Archive for October, 2007

Thing 16: Wikis

Tuesday, October 16th, 2007

For Thing #16, we’re supposed to learn about wikis and explore some.

My 13-year-old son, a few years ago, was the one who introduced me to wikipedia.  He loves to have his browser access a random article and read it.  He’ll look at wikipedia to research something specific, and then get snagged into reading about something else.  Since that was a reason people would give for having an encyclopedia set in the home, it seems like a good thing!

Although I do remind him to take Wikipedia information with a grain of salt, I’ve been reminded that the venerable Oxford English Dictionary started life as a wiki.  But compiling the little slips of paper that people used to present definitions of words was a much more tedious process than today’s internet!

We used PBwiki in my Resources for Youth class in order to create a group website.  It was much simpler than what the other groups were using.

Wikis are perfect when you want to have lots of people contributing to a website, and a wonderful way to do a group project.

Thing #15

Thursday, October 4th, 2007

I’m back to LCPL’s 23 Things program.  Thing #15 is just to read some articles about Library 2.0 and comment on them in your blog.  (That’s what I’m doing!)

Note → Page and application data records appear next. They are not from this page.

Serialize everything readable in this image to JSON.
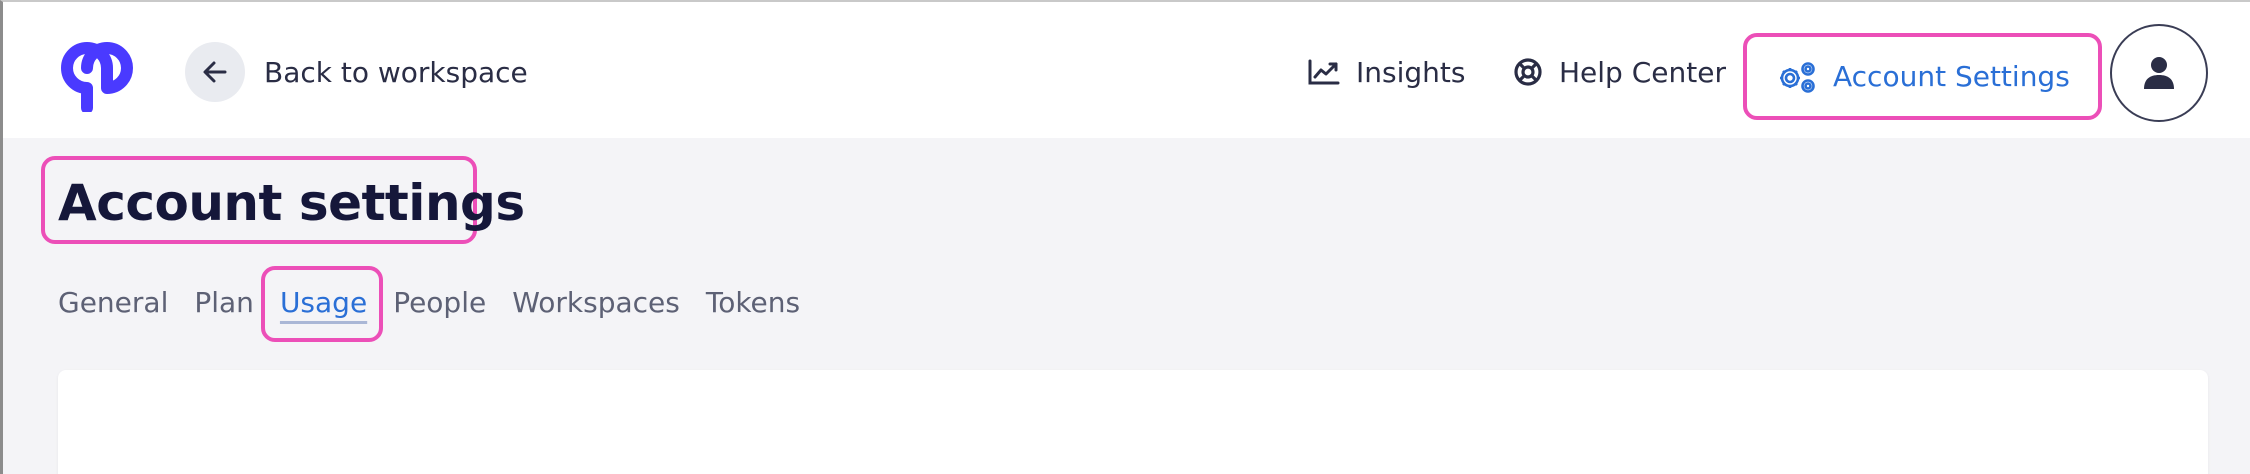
{
  "header": {
    "logo_name": "app-logo",
    "back_label": "Back to workspace",
    "nav": {
      "insights": "Insights",
      "help_center": "Help Center",
      "account_settings": "Account Settings"
    },
    "avatar_icon": "user-icon"
  },
  "page": {
    "title": "Account settings",
    "tabs": [
      "General",
      "Plan",
      "Usage",
      "People",
      "Workspaces",
      "Tokens"
    ],
    "active_tab": "Usage"
  },
  "colors": {
    "brand": "#4a3aff",
    "accent_blue": "#2a6fd6",
    "highlight_pink": "#ec4fb8",
    "text_dark": "#15173a",
    "text_muted": "#5d6175",
    "content_bg": "#f4f4f7"
  }
}
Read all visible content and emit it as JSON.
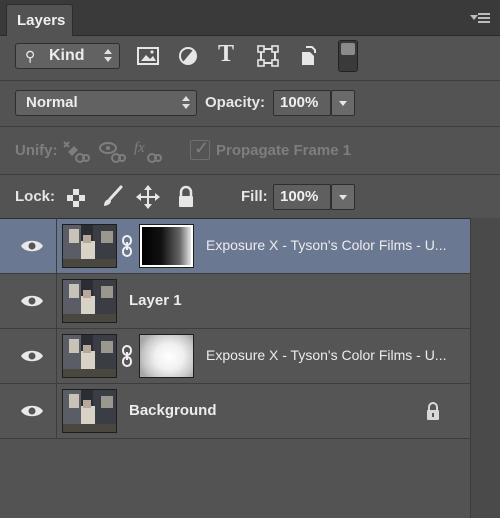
{
  "panel": {
    "tab_label": "Layers"
  },
  "filter": {
    "kind_label": "Kind",
    "icons": [
      "pixel-layer-filter-icon",
      "adjustment-layer-filter-icon",
      "type-layer-filter-icon",
      "shape-layer-filter-icon",
      "smart-object-filter-icon"
    ],
    "type_glyph": "T"
  },
  "blend": {
    "mode": "Normal",
    "opacity_label": "Opacity:",
    "opacity_value": "100%"
  },
  "unify": {
    "label": "Unify:",
    "propagate_label": "Propagate Frame 1",
    "propagate_checked": true
  },
  "lock": {
    "label": "Lock:",
    "fill_label": "Fill:",
    "fill_value": "100%"
  },
  "layers": [
    {
      "name": "Exposure X - Tyson's Color Films - U...",
      "has_mask": true,
      "mask": "gradient",
      "selected": true,
      "visible": true,
      "locked": false
    },
    {
      "name": "Layer 1",
      "has_mask": false,
      "selected": false,
      "visible": true,
      "locked": false
    },
    {
      "name": "Exposure X - Tyson's Color Films - U...",
      "has_mask": true,
      "mask": "glow",
      "selected": false,
      "visible": true,
      "locked": false
    },
    {
      "name": "Background",
      "has_mask": false,
      "selected": false,
      "visible": true,
      "locked": true
    }
  ],
  "colors": {
    "panel_bg": "#535353",
    "selected_row": "#6b7891",
    "tab_bar": "#3a3a3a"
  }
}
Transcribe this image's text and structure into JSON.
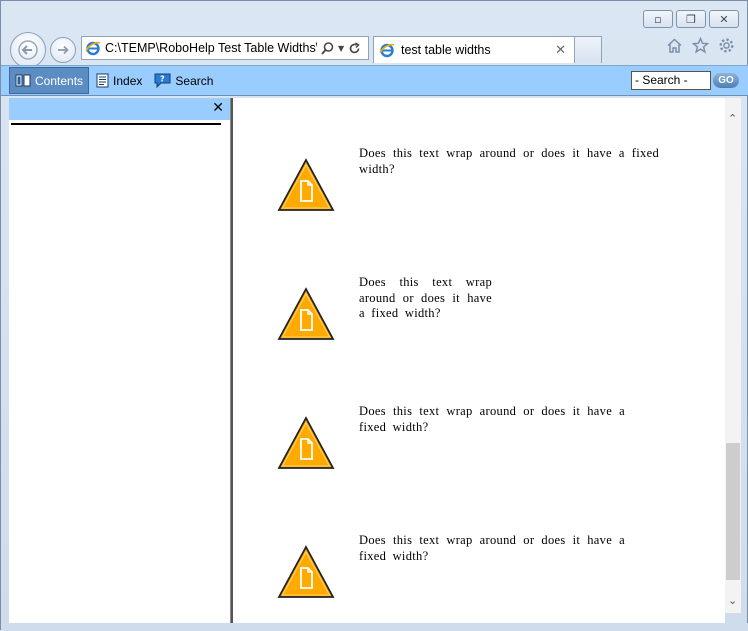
{
  "window": {
    "caption_buttons": [
      "minimize-icon",
      "restore-icon",
      "close-icon"
    ]
  },
  "browser": {
    "address_url": "C:\\TEMP\\RoboHelp Test Table Widths\\t",
    "tab_title": "test table widths",
    "right_icons": [
      "home-icon",
      "favorites-star-icon",
      "gear-icon"
    ]
  },
  "toolbar": {
    "contents_label": "Contents",
    "index_label": "Index",
    "search_label": "Search",
    "search_value": "- Search -",
    "go_label": "GO"
  },
  "colors": {
    "toolbar_bg": "#99ccff",
    "active_tab": "#5b8cc2",
    "warning_fill": "#ffaa00"
  },
  "content": {
    "entries": [
      {
        "lines": [
          "Does this text wrap around or does it have a fixed",
          "width?"
        ]
      },
      {
        "lines": [
          "Does this text wrap",
          "around or does it have",
          "a fixed width?"
        ]
      },
      {
        "lines": [
          "Does this text wrap around or does it have a",
          "fixed width?"
        ]
      },
      {
        "lines": [
          "Does this text wrap around or does it have a",
          "fixed width?"
        ]
      }
    ]
  }
}
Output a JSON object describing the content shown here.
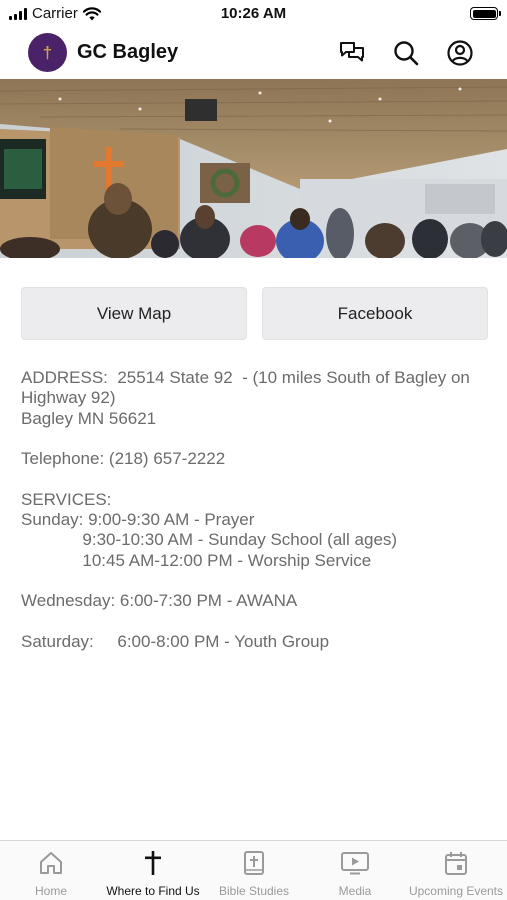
{
  "status_bar": {
    "carrier": "Carrier",
    "time": "10:26 AM"
  },
  "header": {
    "logo_glyph": "†",
    "title": "GC Bagley",
    "icons": [
      "chat-icon",
      "search-icon",
      "account-icon"
    ]
  },
  "hero": {
    "image": "church-service-photo"
  },
  "actions": {
    "view_map": "View Map",
    "facebook": "Facebook"
  },
  "info": {
    "address_line1": "ADDRESS:  25514 State 92  - (10 miles South of Bagley on",
    "address_line2": "Highway 92)",
    "address_line3": "Bagley MN 56621",
    "telephone": "Telephone: (218) 657-2222",
    "services_heading": "SERVICES:",
    "sunday_1": "Sunday: 9:00-9:30 AM - Prayer",
    "sunday_2": "             9:30-10:30 AM - Sunday School (all ages)",
    "sunday_3": "             10:45 AM-12:00 PM - Worship Service",
    "wednesday": "Wednesday: 6:00-7:30 PM - AWANA",
    "saturday": "Saturday:     6:00-8:00 PM - Youth Group"
  },
  "tabs": [
    {
      "label": "Home",
      "icon": "home-icon",
      "active": false
    },
    {
      "label": "Where to Find Us",
      "icon": "cross-icon",
      "active": true
    },
    {
      "label": "Bible Studies",
      "icon": "bible-icon",
      "active": false
    },
    {
      "label": "Media",
      "icon": "media-icon",
      "active": false
    },
    {
      "label": "Upcoming Events",
      "icon": "calendar-icon",
      "active": false
    }
  ],
  "colors": {
    "logo_bg": "#4a2268",
    "button_bg": "#ececee",
    "info_text": "#6b6b6b",
    "tab_inactive": "#9a9a9a"
  }
}
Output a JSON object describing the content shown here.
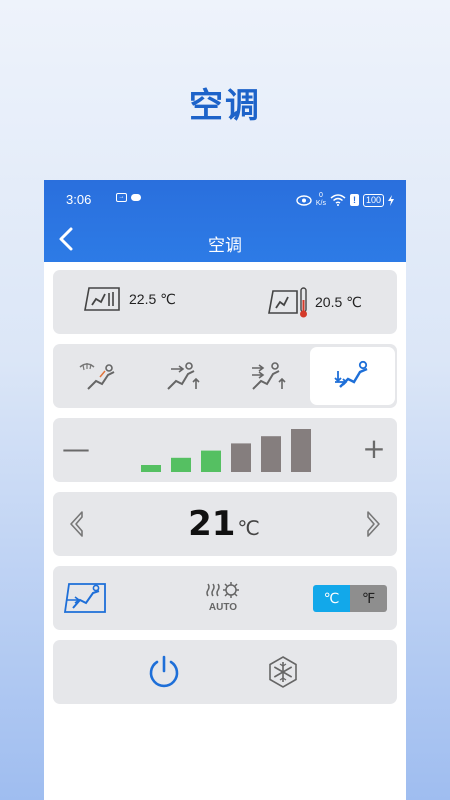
{
  "promo": {
    "title": "空调"
  },
  "status_bar": {
    "time": "3:06",
    "battery": "100",
    "net_speed_top": "0",
    "net_speed_unit": "K/s",
    "wifi_sub": "6"
  },
  "header": {
    "title": "空调"
  },
  "temperatures": {
    "left_value": "22.5 ℃",
    "right_value": "20.5 ℃"
  },
  "seat_modes": {
    "items": [
      {
        "icon": "seat-defrost-icon",
        "active": false
      },
      {
        "icon": "seat-airflow-up-icon",
        "active": false
      },
      {
        "icon": "seat-airflow-both-icon",
        "active": false
      },
      {
        "icon": "seat-airflow-feet-icon",
        "active": true
      }
    ]
  },
  "fan": {
    "minus_label": "—",
    "plus_label": "+",
    "levels_total": 6,
    "levels_on": 3,
    "on_color": "#55c062",
    "off_color": "#857e7e"
  },
  "temperature_control": {
    "value": "21",
    "unit": "℃"
  },
  "options": {
    "auto_label": "AUTO",
    "unit_celsius": "℃",
    "unit_fahrenheit": "℉",
    "selected_unit": "celsius"
  },
  "colors": {
    "accent": "#2a6fdd",
    "icon_blue": "#1e6fd8",
    "card_bg": "#e6e7ea"
  }
}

I see the lipservice to 23 Things in the official program.  However, I don’t see the library carrying it out.  They’ve set up some things on the official website, but I would like those of us out meeting the public to be encouraged to post about our reading on a blog, or maybe to be able to tag books in our library catalog.

Taking a grad class in Content Representation while looking at Web 2.0 tools is fascinating.  Content Representation talks about metadata–how do we organize information about information?  Tagging is a form of metadata, but on the web in general it’s very nonstandard.  So it’s interesting to see these new tools interacting with libraries, and to think of the possibilities with that interaction.

Meanwhile, I’m making a blog form of my book reviews website, so I can now get comments, and interact more with other people about the books.

A friend of mine talks about limiting her son’s “Screen Time.”  But I think that calling computer time “Screen Time” fails to appreciate that a computer is much, much more than a TV.  Nowadays, computers are about social interaction, about contributing–and getting a response back, about connecting to other people.

And that’s exciting.